How do you make your employees happy? Earlier starts, later starts, free lunches, a free bar? We all know that good employee experience is much more than any of that. But we also know that there’s no silver bullet.
In any given organisation, you’ll likely have a range of different ages, ethnicities, sexes, and geographies – not to mention different roles, from IT to sales. That makes understanding what your employees want incredibly complicated.
If you’re a 30-something-year-old woman and you’ve ever seen an advert or received an email about pregnancy tests, wedding dresses, or homeware, then you’ve likely fallen into a particular segment of a company’s marketing efforts – even if they’ve got you all wrong. It’s all about understanding people’s common characteristics, so you can better target them.
It’s the logical extension of the reality that one size really doesn’t fit all – and that your attractive offerings will likely fall short if you don’t consider the complexity of the customer base you’re reaching.
It might seem too ‘Big Brother’-esque to apply in a workplace setting. But we’re talking about the general idea behind it, rather than the methods. This is about measuring employee experience with the same intention in mind: meeting the individual needs of different groups.
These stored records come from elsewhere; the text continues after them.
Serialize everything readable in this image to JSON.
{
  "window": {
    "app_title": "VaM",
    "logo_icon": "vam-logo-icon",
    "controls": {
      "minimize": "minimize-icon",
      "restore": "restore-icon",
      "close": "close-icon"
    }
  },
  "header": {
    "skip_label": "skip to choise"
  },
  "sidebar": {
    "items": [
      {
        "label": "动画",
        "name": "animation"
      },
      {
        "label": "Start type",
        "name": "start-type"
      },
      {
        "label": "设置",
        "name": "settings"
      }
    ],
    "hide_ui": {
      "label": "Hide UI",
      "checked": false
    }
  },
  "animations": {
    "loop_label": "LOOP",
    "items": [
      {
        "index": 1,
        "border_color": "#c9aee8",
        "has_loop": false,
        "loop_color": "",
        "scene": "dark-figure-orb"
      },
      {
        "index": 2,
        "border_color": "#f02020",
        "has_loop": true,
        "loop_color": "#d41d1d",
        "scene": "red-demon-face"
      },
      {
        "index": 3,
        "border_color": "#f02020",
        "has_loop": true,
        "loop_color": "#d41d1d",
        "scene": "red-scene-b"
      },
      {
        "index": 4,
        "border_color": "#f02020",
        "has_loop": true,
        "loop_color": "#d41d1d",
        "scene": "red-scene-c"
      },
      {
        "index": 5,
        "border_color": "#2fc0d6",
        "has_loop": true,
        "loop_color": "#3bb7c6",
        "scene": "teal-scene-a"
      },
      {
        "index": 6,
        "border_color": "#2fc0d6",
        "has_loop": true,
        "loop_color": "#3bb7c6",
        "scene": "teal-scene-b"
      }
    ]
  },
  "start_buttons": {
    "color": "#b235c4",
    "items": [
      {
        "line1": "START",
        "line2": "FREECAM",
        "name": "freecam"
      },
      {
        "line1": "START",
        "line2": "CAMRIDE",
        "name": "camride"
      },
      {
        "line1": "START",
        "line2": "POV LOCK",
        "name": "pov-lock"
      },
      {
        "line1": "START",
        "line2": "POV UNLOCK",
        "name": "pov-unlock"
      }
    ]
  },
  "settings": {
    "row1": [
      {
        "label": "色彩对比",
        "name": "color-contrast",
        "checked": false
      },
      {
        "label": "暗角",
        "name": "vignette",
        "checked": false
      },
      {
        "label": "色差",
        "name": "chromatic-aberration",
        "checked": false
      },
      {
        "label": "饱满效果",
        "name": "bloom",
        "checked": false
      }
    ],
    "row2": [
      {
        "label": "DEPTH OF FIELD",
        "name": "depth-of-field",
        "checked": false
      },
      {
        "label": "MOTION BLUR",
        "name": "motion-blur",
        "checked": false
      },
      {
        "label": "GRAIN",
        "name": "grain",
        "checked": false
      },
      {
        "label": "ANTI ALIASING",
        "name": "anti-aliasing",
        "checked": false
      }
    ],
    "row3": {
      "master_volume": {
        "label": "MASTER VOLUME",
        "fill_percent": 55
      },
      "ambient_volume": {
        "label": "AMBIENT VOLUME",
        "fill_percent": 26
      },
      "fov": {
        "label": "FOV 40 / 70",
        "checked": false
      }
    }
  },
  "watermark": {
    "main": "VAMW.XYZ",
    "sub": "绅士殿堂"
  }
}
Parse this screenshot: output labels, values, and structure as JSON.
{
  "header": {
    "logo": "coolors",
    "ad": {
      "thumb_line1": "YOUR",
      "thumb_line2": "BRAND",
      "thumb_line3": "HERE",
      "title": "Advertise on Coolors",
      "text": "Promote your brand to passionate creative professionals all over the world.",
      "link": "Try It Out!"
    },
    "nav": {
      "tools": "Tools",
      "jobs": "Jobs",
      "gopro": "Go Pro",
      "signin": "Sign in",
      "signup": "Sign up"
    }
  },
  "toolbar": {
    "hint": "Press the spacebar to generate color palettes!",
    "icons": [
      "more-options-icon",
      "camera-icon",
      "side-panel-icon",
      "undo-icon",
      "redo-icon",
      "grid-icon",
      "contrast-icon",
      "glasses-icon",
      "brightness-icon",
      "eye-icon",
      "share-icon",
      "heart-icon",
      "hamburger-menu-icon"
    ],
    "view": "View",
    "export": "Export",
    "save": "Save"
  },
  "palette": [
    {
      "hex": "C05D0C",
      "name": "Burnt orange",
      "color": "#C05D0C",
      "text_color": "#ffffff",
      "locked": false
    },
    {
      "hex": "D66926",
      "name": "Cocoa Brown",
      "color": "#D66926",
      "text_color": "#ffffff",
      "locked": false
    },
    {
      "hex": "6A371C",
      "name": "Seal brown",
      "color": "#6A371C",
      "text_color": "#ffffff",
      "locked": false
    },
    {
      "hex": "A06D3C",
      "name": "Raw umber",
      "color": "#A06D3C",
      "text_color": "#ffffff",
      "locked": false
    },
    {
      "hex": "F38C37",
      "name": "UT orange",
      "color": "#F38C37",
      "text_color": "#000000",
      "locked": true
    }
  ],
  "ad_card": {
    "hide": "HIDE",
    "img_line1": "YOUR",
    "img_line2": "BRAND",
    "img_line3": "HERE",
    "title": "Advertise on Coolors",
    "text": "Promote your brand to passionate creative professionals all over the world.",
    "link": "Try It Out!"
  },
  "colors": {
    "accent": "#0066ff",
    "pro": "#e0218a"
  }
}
Think of it in terms of perks, like flexible hours or ‘pizza Fridays’. Research shows that you’re 3x more likely to have high engagement, if you provide personalised employee benefit programs – which stands to reason. What motivates the 40-50-year-old women in the senior team is going to be wildly different to the 20-something man in sales.
How can you really understand the differing experiences of your workforce? It comes down to three areas: getting useful feedback from everyone, being able to sort through their responses, and equipping managers to do something about it:
If you send your 200-odd employees a survey and get 20 responses back, how useful is that data really going to be? You need to maximise the quantity and quality of feedback. Keep your surveys short, and your questions relevant, and you’ll see response rates skyrocket.
With all those responses, you need a way to sift through it all – identifying what really matters. When you use a platform like ours, you can slice and dice the data however you need to – and quickly pick out common issues, thanks to our advanced language analysis tech.
Facilitating change is another thing. Put the power in line managers’ hands, by letting them see the results relevant to them (and only them). From there, they’ll have a clear route to driving change – and be motivated by their own need to succeed.
For not-for-profits, engagement is a tricky issue. For organisations with such a clearly defined purpose, one emotionally and morally driven, engagement is sometimes hard to pin down. And when a large proportion of their workforce are volunteers, understanding how to keep them motivated is especially tricky.
We worked with Stroke Association to help them with this. Knowing how to engage volunteers starts with understanding if there’s any difference in their scores, compared to paid staff. Thanks to our platform, they quickly understood that segmenting their approach wasn’t a priority. And that gave them a clear path forward.
If you want to see how easy we make it to understand all of your people, and their varying needs, why not book a demo? It’s fast, free, and no commitment: